Update, 2 p.m. ET February 4: Donald Trump has resigned from SAG-AFTRA. In a Thursday letter to union president Gabrielle Carteris that served as a response to his disciplinary hearing, Trump boasted about his accomplishments in media and derided the union’s policies and leadership.
“Who cares!” Trump exclaimed in reference to the impending disciplinary action against him. “I no longer wish to be associated with your union. As such, this letter is to inform you of my immediate resignation from SAG-AFTRA. You have done nothing for me.”
By tendering his resignation, Trump avoided the embarrassment of a disciplinary process that would have likely resulted in his explosion, based on the union leadership’s public distaste for the former president.
Earlier, January 19: President Donald Trump, who was impeached last week for inciting the insurrection at the Capitol, is set to be tried by the Senate after he leaves office tomorrow. And now the soon-to-be-former president has another trial planned: On Tuesday, SAG-AFTRA, the performers union he’s been a member of for three decades, began planning a hearing to consider whether Trump’s incitement of the violence at the Capitol violated the guild’s constitution (via Deadline).
The SAG-AFTRA board met Tuesday and voted to find probable cause that Trump violated its constitution for inciting the January 6 attack. The guild is also is looking into whether or not Trump is “sustaining a reckless campaign of misinformation aimed at discrediting and ultimately threatening the safety of journalists, many of whom are SAG-AFTRA members.” The matter is set to be heard by the union’s Disciplinary Committee, which will consider whether to penalize, censure, or fine Trump, or suspend or expel him from the group.
The charges were levied by national Executive Director David White at the behest of union President Gabrielle Carteris. They’re pushing for the most severe penalty: expulsion from membership.
“Donald Trump attacked the values that this union holds most sacred – democracy, truth, respect for our fellow Americans of all races and faiths, and the sanctity of the free press,” Carteris said. “There’s a straight line from his wanton disregard for the truth to the attacks on journalists perpetrated by his followers.”
Trump’s membership in SAG-AFTRA is a reminder of how he rose to prominence within the public consciousness as a mythical titan of business. He’s been a member of the union and its predecessor groups since 1989, coinciding with his appearance in the film “Ghosts Can’t Do it.” He went on to appear as himself in “The Fresh Prince of Bel-Air,” “The Nanny,” “Sex and the City” and other 90s sitcoms and films like “Home Alone 2: Lost in New York.”

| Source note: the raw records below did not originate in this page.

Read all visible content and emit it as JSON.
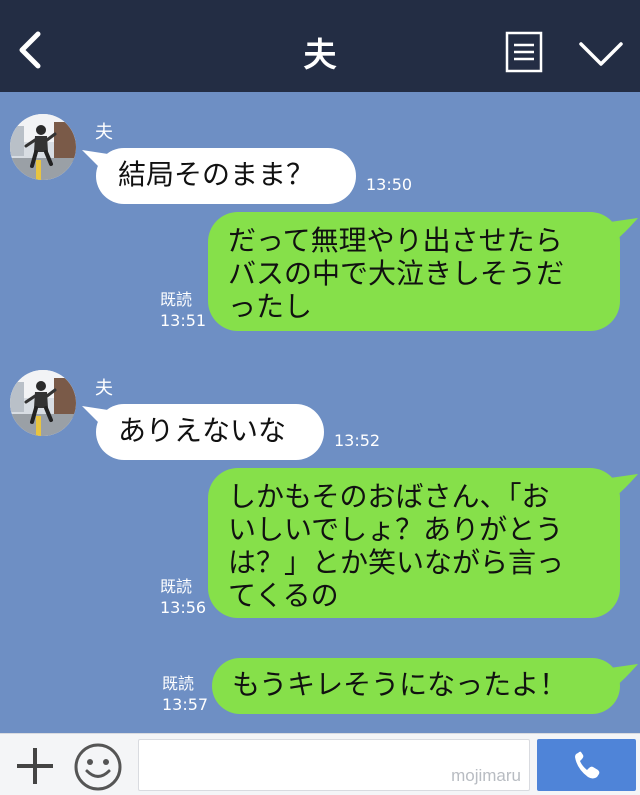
{
  "header": {
    "title": "夫",
    "icons": {
      "back": "chevron-left-icon",
      "menu": "note-icon",
      "collapse": "chevron-down-icon"
    }
  },
  "messages": [
    {
      "direction": "in",
      "sender": "夫",
      "text": "結局そのまま？",
      "time": "13:50"
    },
    {
      "direction": "out",
      "lines": [
        "だって無理やり出させたら",
        "バスの中で大泣きしそうだ",
        "ったし"
      ],
      "read": "既読",
      "time": "13:51"
    },
    {
      "direction": "in",
      "sender": "夫",
      "text": "ありえないな",
      "time": "13:52"
    },
    {
      "direction": "out",
      "lines": [
        "しかもそのおばさん、「お",
        "いしいでしょ？ありがとう",
        "は？」とか笑いながら言っ",
        "てくるの"
      ],
      "read": "既読",
      "time": "13:56"
    },
    {
      "direction": "out",
      "text": "もうキレそうになったよ！",
      "read": "既読",
      "time": "13:57"
    }
  ],
  "inputbar": {
    "value": "",
    "watermark": "mojimaru",
    "icons": {
      "plus": "plus-icon",
      "emoji": "smiley-icon",
      "call": "phone-icon"
    }
  },
  "colors": {
    "header": "#232d44",
    "chat_background": "#6e8fc4",
    "incoming_bubble": "#ffffff",
    "outgoing_bubble": "#86e04a",
    "call_button": "#4f84d8"
  }
}
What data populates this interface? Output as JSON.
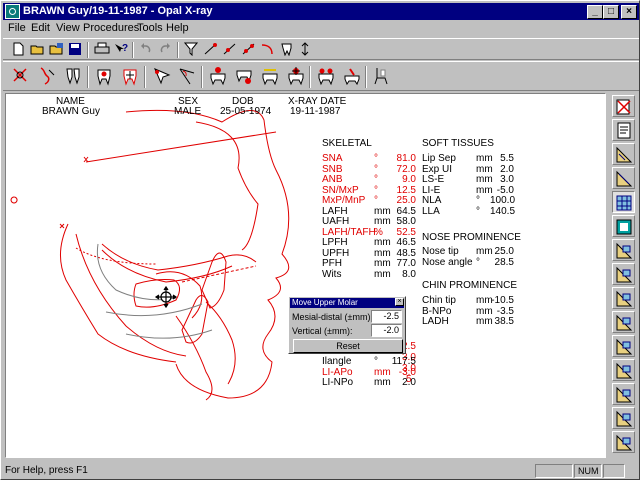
{
  "window": {
    "title": "BRAWN Guy/19-11-1987 - Opal X-ray"
  },
  "menu": [
    "File",
    "Edit",
    "View",
    "Procedures",
    "Tools",
    "Help"
  ],
  "patient": {
    "headers": [
      "NAME",
      "SEX",
      "DOB",
      "X-RAY DATE"
    ],
    "values": [
      "BRAWN Guy",
      "MALE",
      "25-05-1974",
      "19-11-1987"
    ]
  },
  "skeletal": {
    "title": "SKELETAL",
    "rows": [
      {
        "name": "SNA",
        "unit": "°",
        "value": "81.0",
        "red": true
      },
      {
        "name": "SNB",
        "unit": "°",
        "value": "72.0",
        "red": true
      },
      {
        "name": "ANB",
        "unit": "°",
        "value": "9.0",
        "red": true
      },
      {
        "name": "SN/MxP",
        "unit": "°",
        "value": "12.5",
        "red": true
      },
      {
        "name": "MxP/MnP",
        "unit": "°",
        "value": "25.0",
        "red": true
      },
      {
        "name": "LAFH",
        "unit": "mm",
        "value": "64.5",
        "red": false
      },
      {
        "name": "UAFH",
        "unit": "mm",
        "value": "58.0",
        "red": false
      },
      {
        "name": "LAFH/TAFH",
        "unit": "%",
        "value": "52.5",
        "red": true
      },
      {
        "name": "LPFH",
        "unit": "mm",
        "value": "46.5",
        "red": false
      },
      {
        "name": "UPFH",
        "unit": "mm",
        "value": "48.5",
        "red": false
      },
      {
        "name": "PFH",
        "unit": "mm",
        "value": "77.0",
        "red": false
      },
      {
        "name": "Wits",
        "unit": "mm",
        "value": "8.0",
        "red": false
      }
    ]
  },
  "dental_partial": {
    "rows": [
      {
        "name": "Ilangle",
        "unit": "°",
        "value": "117.5",
        "red": false
      },
      {
        "name": "LI-APo",
        "unit": "mm",
        "value": "-3.0",
        "red": true
      },
      {
        "name": "LI-NPo",
        "unit": "mm",
        "value": "2.0",
        "red": false
      }
    ],
    "peek": [
      "2.5",
      "3.0",
      "3.0",
      "5"
    ]
  },
  "soft_tissues": {
    "title": "SOFT TISSUES",
    "rows": [
      {
        "name": "Lip Sep",
        "unit": "mm",
        "value": "5.5"
      },
      {
        "name": "Exp UI",
        "unit": "mm",
        "value": "2.0"
      },
      {
        "name": "LS-E",
        "unit": "mm",
        "value": "3.0"
      },
      {
        "name": "LI-E",
        "unit": "mm",
        "value": "-5.0"
      },
      {
        "name": "NLA",
        "unit": "°",
        "value": "100.0"
      },
      {
        "name": "LLA",
        "unit": "°",
        "value": "140.5"
      }
    ]
  },
  "nose": {
    "title": "NOSE PROMINENCE",
    "rows": [
      {
        "name": "Nose tip",
        "unit": "mm",
        "value": "25.0"
      },
      {
        "name": "Nose angle",
        "unit": "°",
        "value": "28.5"
      }
    ]
  },
  "chin": {
    "title": "CHIN PROMINENCE",
    "rows": [
      {
        "name": "Chin tip",
        "unit": "mm",
        "value": "-10.5"
      },
      {
        "name": "B-NPo",
        "unit": "mm",
        "value": "-3.5"
      },
      {
        "name": "LADH",
        "unit": "mm",
        "value": "38.5"
      }
    ]
  },
  "dialog": {
    "title": "Move Upper Molar",
    "mesial_label": "Mesial-distal (±mm):",
    "mesial_value": "-2.5",
    "vertical_label": "Vertical (±mm):",
    "vertical_value": "-2.0",
    "reset_label": "Reset"
  },
  "status": {
    "help": "For Help, press F1",
    "num": "NUM"
  },
  "colors": {
    "title_bar": "#000080",
    "trace": "#e00000",
    "face_bg": "#c0c0c0"
  }
}
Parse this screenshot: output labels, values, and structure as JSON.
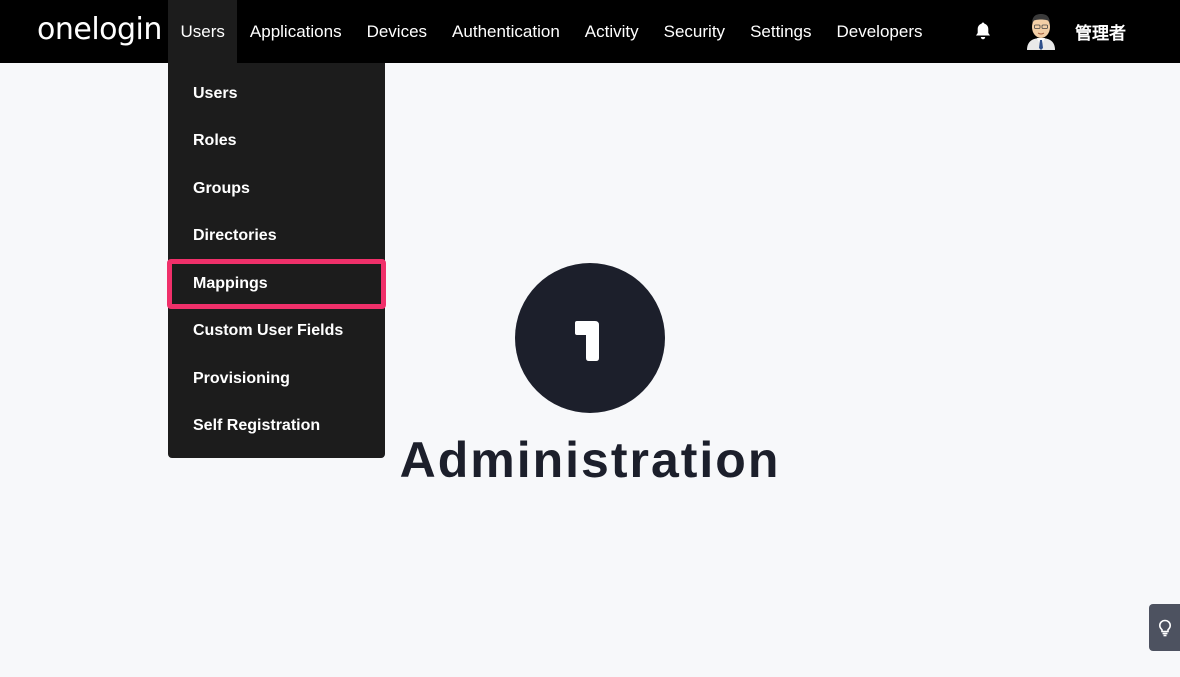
{
  "brand": {
    "logo_text": "onelogin"
  },
  "nav": {
    "items": [
      {
        "label": "Users",
        "active": true
      },
      {
        "label": "Applications"
      },
      {
        "label": "Devices"
      },
      {
        "label": "Authentication"
      },
      {
        "label": "Activity"
      },
      {
        "label": "Security"
      },
      {
        "label": "Settings"
      },
      {
        "label": "Developers"
      }
    ]
  },
  "header": {
    "notifications_icon": "bell-icon",
    "user_name": "管理者"
  },
  "users_menu": {
    "items": [
      {
        "label": "Users"
      },
      {
        "label": "Roles"
      },
      {
        "label": "Groups"
      },
      {
        "label": "Directories"
      },
      {
        "label": "Mappings",
        "highlighted": true
      },
      {
        "label": "Custom User Fields"
      },
      {
        "label": "Provisioning"
      },
      {
        "label": "Self Registration"
      }
    ]
  },
  "hero": {
    "badge_text": "1",
    "title": "Administration"
  },
  "colors": {
    "topbar": "#000000",
    "menu_bg": "#1c1c1c",
    "highlight": "#f0306a",
    "hero_dark": "#1c1f2b",
    "page_bg": "#f7f8fa"
  },
  "help_tab_icon": "lightbulb-icon"
}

Despite going through numerous bankruptcies, Trump cemented his reputation as a savvy businessman on “The Apprentice,” the long-running business competition reality show that debuted on NBC in 2004. Trump most recently hosted “The Celebrity Apprentice” in 2015.
Deadline reported that Trump receives a $90,776 pension for the acting work he performed on SAG-covered shows and an $8,724 pension for his AFTRA-covered work. His pension won’t be effected if he’s expelled, nor would be be prevented from working in the union’s jurisdiction.
“Our most important role as a union is the protection of our members,” said White. “The unfortunate truth is, this individual’s words and actions over the past four years have presented actual harm to our broadcast journalist members. The board’s resolution addresses this effort to undermine freedom of the press and reaffirms the principles on which our democratic society rests, and which we must all work to protect and preserve.”
The union has in the past criticized Trump for his attacks on the press, but this is by far the strongest move it has taken against the president. In October 2019, the union approved a resolution in support of a “free and unencumbered press” aimed at Trump, but did not name him. The union will send a letter to Trump today to notify him of the charges. The process of expelling him could take longer than six weeks. If the committee votes to expel him, the ruling must be approved by a two-thirds vote of the national board.